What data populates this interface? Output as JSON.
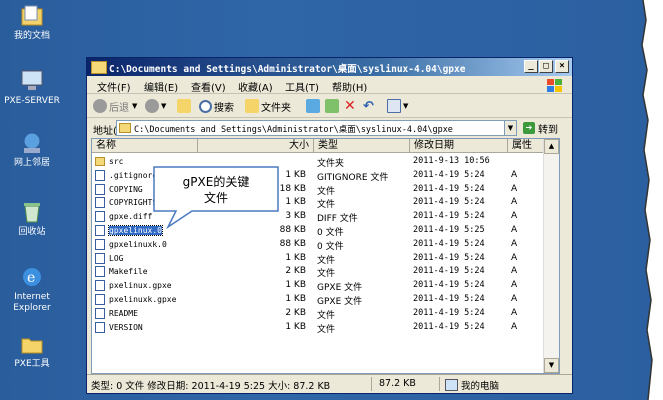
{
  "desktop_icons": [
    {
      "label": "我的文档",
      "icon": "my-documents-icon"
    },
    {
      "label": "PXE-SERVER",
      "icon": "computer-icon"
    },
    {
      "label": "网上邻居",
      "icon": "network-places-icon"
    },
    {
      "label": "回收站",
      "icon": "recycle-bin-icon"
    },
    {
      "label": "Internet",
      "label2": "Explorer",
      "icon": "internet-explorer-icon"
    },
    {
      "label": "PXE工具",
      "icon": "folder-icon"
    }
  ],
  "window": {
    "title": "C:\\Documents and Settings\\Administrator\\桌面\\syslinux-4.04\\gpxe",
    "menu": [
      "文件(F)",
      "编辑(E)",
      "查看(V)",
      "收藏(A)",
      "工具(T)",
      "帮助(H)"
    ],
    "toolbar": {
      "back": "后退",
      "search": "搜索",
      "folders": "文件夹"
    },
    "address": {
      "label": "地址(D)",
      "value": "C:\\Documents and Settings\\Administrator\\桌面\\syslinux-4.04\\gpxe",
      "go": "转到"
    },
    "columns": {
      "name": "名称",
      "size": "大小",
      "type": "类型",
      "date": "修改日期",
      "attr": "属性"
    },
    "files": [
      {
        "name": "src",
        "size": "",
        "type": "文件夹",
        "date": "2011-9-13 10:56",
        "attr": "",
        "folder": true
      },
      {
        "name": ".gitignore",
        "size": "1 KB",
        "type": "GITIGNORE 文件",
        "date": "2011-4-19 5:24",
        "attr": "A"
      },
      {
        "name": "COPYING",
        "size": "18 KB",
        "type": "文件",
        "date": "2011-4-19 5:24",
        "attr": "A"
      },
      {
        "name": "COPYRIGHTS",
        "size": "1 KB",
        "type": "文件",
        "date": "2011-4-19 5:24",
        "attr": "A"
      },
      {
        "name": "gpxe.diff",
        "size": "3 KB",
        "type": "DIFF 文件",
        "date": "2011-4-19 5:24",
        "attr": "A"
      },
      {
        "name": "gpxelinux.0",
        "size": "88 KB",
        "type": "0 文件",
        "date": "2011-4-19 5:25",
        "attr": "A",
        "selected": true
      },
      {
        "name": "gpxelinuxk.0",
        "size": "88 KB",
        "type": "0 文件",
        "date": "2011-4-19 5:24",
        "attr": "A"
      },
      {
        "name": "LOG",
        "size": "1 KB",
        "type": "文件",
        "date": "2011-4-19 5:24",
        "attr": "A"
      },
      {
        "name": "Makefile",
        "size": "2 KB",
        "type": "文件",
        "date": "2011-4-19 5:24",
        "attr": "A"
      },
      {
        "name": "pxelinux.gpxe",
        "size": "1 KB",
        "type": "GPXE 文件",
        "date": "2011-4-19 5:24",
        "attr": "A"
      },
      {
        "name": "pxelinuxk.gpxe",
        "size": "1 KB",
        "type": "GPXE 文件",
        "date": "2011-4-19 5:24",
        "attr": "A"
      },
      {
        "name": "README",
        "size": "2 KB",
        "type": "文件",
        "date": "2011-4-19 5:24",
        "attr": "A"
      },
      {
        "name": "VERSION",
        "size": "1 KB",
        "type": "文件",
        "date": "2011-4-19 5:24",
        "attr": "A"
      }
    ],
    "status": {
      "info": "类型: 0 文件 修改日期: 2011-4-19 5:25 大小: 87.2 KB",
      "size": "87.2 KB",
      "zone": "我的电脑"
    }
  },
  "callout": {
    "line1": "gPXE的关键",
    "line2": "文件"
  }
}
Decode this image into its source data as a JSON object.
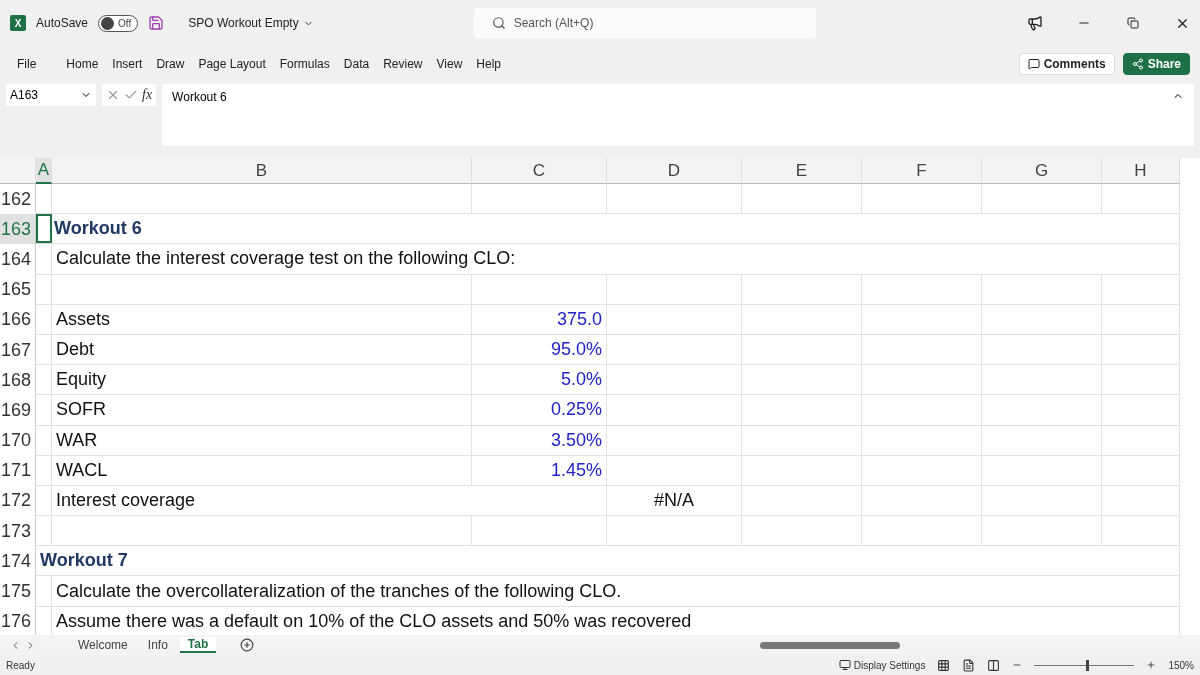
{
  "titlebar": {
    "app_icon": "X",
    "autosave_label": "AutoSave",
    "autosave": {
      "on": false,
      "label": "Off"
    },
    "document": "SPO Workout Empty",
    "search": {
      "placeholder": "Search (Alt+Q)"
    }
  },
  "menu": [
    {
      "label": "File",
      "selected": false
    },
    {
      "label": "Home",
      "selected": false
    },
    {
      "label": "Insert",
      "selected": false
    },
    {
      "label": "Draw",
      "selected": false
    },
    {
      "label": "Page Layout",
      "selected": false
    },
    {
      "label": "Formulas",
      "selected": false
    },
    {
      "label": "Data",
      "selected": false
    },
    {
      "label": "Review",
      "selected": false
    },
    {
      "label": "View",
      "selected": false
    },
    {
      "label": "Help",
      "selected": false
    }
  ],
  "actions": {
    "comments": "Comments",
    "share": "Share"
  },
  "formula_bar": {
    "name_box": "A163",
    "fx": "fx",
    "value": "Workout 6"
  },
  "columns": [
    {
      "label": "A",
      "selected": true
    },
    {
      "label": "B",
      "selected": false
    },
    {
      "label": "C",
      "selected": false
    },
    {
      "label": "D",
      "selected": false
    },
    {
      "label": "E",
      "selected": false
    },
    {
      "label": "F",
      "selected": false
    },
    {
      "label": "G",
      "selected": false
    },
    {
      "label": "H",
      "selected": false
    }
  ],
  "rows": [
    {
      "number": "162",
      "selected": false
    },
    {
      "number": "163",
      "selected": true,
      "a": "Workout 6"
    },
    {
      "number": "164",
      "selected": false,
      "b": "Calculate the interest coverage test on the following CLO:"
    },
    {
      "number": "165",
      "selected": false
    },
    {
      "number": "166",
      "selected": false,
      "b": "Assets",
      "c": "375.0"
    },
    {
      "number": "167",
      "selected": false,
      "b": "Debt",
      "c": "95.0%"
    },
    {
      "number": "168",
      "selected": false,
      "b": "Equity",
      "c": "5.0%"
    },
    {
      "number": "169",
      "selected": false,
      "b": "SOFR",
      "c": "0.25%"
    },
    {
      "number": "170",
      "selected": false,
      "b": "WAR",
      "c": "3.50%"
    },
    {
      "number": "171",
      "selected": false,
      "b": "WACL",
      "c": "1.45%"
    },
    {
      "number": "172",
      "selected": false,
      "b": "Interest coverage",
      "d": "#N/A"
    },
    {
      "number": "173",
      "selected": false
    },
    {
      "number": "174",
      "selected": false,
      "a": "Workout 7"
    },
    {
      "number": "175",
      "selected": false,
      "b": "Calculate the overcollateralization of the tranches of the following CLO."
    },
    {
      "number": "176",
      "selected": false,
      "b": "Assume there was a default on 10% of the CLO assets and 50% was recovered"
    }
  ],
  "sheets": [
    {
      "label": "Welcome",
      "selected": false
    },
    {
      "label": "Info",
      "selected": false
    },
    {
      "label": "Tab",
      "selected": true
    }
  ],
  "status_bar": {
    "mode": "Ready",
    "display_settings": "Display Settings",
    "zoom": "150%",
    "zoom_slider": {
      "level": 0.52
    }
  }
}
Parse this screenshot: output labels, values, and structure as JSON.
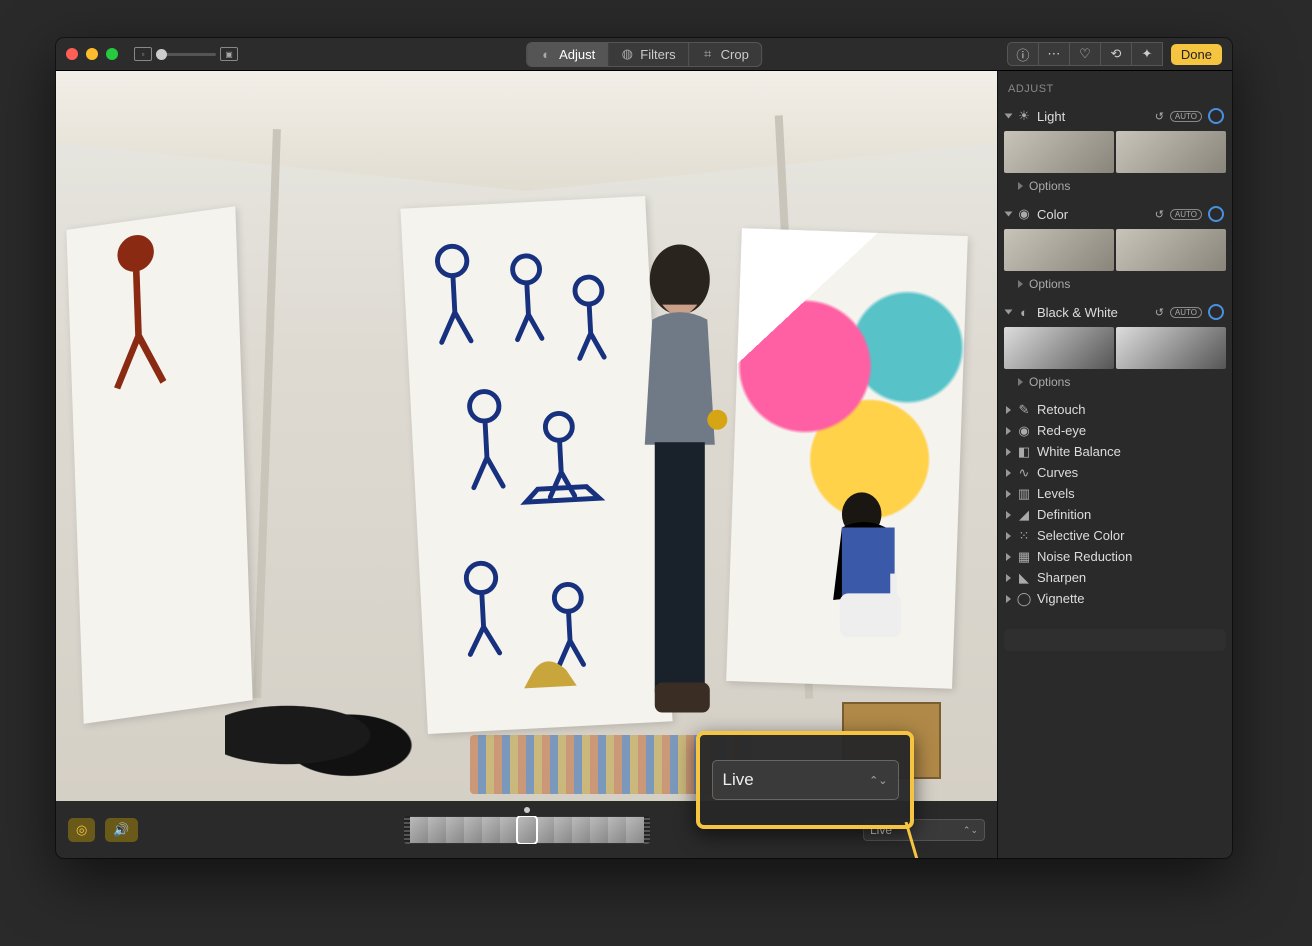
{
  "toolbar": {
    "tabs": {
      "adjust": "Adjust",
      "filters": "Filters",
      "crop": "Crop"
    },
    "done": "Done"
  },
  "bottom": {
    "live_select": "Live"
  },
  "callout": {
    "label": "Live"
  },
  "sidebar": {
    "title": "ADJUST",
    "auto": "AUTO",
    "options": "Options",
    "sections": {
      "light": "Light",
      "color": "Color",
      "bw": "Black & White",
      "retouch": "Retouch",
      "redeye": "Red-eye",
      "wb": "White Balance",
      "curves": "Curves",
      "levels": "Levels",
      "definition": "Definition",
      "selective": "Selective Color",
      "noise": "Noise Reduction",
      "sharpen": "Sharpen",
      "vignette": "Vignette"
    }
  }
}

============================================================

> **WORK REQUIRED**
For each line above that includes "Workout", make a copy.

> **SOLUTION FOR THIS EXERCISE**
    "document": "SPO Workout Empty",
    "value": "Workout 6"
      "a": "Workout 6"
      "a": "Workout 7"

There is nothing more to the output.